Natasha Frost


Hello! I’m a writer, reporter, and editor, based in New York City via the UK and New Zealand. I tweet at @natashamfrost and answer emails and commissions at natasha.frost21 at

Right now, I’m writing full-time for Atlas Obscura on history, ideas, art, culture, and what I like to call the “hidden wonder” beat. You can see all of my stories for Atlas here.

Very occasionally, I draw pictures, produce audio, and edit video. I’ve worked for Radio New Zealand, the BBC, and a random assortment of other places around the world.

Selected work


For Atlas Obscura: On tiny, perfect staircases; on a tribe of pacifist people on the edge of the world; on the academic who believed there was more to the story of homosexuality in the ancient church; on a quest for an erstwhile banana; on the wonder of the ISO; on the OZ magazine obscenity trial; on the length of a moment; on kiddie pools full of kimchi.


For Atlas Obscura: On the 18th-century gay bar; on the consciousness of bees; on a woodblock artist who destroyed all her work; on meringues made of smog; on birdwatching in North Korea; on ID cards for trans people in Weimar era Berlin; on 1970s dating ads; on dining in a zeppelin; on a 17th-century French witch hunt; on the Miss Subways pageant; on barbed wire telephone lines; on the history of passport photos; on Joe Orton’s library heist; on spiral escalators.

Elsewhere: On being married to a man people believe is a God, and life as India’s third gender (Vice); on a Holocaust survivor with a story to tell (NY City Lens); on Zoroastrians and vultures (Sangam).

2014 through 2016
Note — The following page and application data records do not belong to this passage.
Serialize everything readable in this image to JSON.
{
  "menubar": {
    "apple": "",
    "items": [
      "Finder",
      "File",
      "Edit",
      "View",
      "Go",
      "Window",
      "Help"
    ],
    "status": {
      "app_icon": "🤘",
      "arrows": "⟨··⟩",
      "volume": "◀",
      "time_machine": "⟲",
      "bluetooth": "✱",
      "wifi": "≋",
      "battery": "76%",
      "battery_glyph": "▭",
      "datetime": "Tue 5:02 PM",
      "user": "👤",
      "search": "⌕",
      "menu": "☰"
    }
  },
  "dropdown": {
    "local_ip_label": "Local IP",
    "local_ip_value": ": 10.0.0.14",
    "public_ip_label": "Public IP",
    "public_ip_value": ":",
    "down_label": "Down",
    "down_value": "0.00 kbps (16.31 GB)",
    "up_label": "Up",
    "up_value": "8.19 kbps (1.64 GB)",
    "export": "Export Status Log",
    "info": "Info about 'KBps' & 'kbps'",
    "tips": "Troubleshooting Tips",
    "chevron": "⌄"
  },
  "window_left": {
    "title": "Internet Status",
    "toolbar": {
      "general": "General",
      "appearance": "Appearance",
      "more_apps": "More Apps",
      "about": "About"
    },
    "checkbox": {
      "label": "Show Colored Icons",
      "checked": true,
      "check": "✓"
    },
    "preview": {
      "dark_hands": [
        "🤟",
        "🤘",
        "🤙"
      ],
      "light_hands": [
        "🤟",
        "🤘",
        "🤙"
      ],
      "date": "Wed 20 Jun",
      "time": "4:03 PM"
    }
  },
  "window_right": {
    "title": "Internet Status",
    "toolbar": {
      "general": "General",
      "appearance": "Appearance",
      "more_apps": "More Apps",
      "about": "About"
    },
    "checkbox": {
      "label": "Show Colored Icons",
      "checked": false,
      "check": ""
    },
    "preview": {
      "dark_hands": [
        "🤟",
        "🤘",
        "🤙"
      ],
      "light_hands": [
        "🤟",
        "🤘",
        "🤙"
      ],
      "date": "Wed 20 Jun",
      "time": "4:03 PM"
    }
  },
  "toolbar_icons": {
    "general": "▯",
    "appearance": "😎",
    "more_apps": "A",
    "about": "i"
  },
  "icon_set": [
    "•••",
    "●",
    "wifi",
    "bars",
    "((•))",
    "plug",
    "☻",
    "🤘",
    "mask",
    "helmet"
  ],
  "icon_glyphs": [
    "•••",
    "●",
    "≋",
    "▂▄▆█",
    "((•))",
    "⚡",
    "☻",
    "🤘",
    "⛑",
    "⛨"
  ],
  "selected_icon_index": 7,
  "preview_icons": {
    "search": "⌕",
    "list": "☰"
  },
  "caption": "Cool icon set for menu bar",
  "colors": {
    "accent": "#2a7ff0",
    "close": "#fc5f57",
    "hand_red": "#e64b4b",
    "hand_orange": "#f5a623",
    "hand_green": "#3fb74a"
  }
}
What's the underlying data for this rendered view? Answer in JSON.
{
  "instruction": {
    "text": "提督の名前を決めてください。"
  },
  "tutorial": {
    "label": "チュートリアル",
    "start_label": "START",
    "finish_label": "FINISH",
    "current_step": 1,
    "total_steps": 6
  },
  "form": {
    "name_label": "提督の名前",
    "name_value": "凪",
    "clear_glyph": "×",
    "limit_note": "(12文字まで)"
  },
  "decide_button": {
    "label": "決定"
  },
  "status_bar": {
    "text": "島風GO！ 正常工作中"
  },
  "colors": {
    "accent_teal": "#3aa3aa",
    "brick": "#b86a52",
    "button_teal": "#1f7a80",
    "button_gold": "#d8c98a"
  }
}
On New Zealanders and the US election; on New Zealand’s flag referendum; on the safety of transgender inmates; on life after resettlement for New Zealand’s refugees (Radio New Zealand). On polyamory; on the young people who work with death; on taking vows of chastity, poverty and obedience (The Wireless NZ). On gendered French public space and on Paris’s council apartments (CityMetric/New Statesman).